Stored items from a collection

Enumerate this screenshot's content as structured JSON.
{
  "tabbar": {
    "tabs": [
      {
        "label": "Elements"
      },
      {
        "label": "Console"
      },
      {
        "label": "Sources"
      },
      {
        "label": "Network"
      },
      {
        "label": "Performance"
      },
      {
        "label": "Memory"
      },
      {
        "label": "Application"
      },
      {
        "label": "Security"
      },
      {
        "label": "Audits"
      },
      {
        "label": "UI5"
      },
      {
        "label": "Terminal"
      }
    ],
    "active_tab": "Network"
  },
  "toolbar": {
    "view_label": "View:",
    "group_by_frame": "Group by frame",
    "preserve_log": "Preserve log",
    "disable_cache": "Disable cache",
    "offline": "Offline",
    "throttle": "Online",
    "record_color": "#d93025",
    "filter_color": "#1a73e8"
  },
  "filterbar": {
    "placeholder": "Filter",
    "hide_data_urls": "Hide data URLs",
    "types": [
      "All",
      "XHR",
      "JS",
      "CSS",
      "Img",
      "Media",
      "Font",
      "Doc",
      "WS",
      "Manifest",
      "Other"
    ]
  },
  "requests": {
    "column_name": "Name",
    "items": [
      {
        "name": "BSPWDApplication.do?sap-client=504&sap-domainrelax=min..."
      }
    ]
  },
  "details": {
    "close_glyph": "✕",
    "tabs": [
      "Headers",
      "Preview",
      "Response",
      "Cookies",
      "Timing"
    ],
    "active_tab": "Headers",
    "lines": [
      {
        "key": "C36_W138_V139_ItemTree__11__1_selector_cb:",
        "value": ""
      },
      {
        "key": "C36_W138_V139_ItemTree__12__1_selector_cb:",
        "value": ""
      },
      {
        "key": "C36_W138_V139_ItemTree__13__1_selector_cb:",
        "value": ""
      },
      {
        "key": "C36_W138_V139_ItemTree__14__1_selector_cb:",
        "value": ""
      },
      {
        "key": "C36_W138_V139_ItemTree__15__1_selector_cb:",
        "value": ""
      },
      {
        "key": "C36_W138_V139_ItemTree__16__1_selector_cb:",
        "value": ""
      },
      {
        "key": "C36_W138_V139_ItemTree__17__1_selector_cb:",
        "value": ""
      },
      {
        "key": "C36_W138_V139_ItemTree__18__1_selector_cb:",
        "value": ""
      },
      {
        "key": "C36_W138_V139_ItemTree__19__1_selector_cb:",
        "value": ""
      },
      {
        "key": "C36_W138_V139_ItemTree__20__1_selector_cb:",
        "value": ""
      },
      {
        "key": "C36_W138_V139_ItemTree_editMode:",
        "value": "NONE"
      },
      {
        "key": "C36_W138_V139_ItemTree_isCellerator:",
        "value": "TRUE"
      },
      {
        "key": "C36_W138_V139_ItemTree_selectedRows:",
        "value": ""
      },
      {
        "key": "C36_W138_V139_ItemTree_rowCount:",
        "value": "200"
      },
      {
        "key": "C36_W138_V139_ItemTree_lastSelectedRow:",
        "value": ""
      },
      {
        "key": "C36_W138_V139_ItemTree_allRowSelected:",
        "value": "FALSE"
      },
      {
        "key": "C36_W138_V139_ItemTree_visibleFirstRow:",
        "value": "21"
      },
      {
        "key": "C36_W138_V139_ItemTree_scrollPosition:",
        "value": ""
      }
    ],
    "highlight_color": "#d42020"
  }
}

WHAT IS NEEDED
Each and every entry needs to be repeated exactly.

ANSWER BELOW
Enumerate this screenshot's content as structured JSON.
{
  "tabbar": {
    "tabs": [
      {
        "label": "Elements"
      },
      {
        "label": "Console"
      },
      {
        "label": "Sources"
      },
      {
        "label": "Network"
      },
      {
        "label": "Performance"
      },
      {
        "label": "Memory"
      },
      {
        "label": "Application"
      },
      {
        "label": "Security"
      },
      {
        "label": "Audits"
      },
      {
        "label": "UI5"
      },
      {
        "label": "Terminal"
      }
    ],
    "active_tab": "Network"
  },
  "toolbar": {
    "view_label": "View:",
    "group_by_frame": "Group by frame",
    "preserve_log": "Preserve log",
    "disable_cache": "Disable cache",
    "offline": "Offline",
    "throttle": "Online",
    "record_color": "#d93025",
    "filter_color": "#1a73e8"
  },
  "filterbar": {
    "placeholder": "Filter",
    "hide_data_urls": "Hide data URLs",
    "types": [
      "All",
      "XHR",
      "JS",
      "CSS",
      "Img",
      "Media",
      "Font",
      "Doc",
      "WS",
      "Manifest",
      "Other"
    ]
  },
  "requests": {
    "column_name": "Name",
    "items": [
      {
        "name": "BSPWDApplication.do?sap-client=504&sap-domainrelax=min..."
      }
    ]
  },
  "details": {
    "close_glyph": "✕",
    "tabs": [
      "Headers",
      "Preview",
      "Response",
      "Cookies",
      "Timing"
    ],
    "active_tab": "Headers",
    "lines": [
      {
        "key": "C36_W138_V139_ItemTree__11__1_selector_cb:",
        "value": ""
      },
      {
        "key": "C36_W138_V139_ItemTree__12__1_selector_cb:",
        "value": ""
      },
      {
        "key": "C36_W138_V139_ItemTree__13__1_selector_cb:",
        "value": ""
      },
      {
        "key": "C36_W138_V139_ItemTree__14__1_selector_cb:",
        "value": ""
      },
      {
        "key": "C36_W138_V139_ItemTree__15__1_selector_cb:",
        "value": ""
      },
      {
        "key": "C36_W138_V139_ItemTree__16__1_selector_cb:",
        "value": ""
      },
      {
        "key": "C36_W138_V139_ItemTree__17__1_selector_cb:",
        "value": ""
      },
      {
        "key": "C36_W138_V139_ItemTree__18__1_selector_cb:",
        "value": ""
      },
      {
        "key": "C36_W138_V139_ItemTree__19__1_selector_cb:",
        "value": ""
      },
      {
        "key": "C36_W138_V139_ItemTree__20__1_selector_cb:",
        "value": ""
      },
      {
        "key": "C36_W138_V139_ItemTree_editMode:",
        "value": "NONE"
      },
      {
        "key": "C36_W138_V139_ItemTree_isCellerator:",
        "value": "TRUE"
      },
      {
        "key": "C36_W138_V139_ItemTree_selectedRows:",
        "value": ""
      },
      {
        "key": "C36_W138_V139_ItemTree_rowCount:",
        "value": "200"
      },
      {
        "key": "C36_W138_V139_ItemTree_lastSelectedRow:",
        "value": ""
      },
      {
        "key": "C36_W138_V139_ItemTree_allRowSelected:",
        "value": "FALSE"
      },
      {
        "key": "C36_W138_V139_ItemTree_visibleFirstRow:",
        "value": "21"
      },
      {
        "key": "C36_W138_V139_ItemTree_scrollPosition:",
        "value": ""
      }
    ],
    "highlight_color": "#d42020"
  }
}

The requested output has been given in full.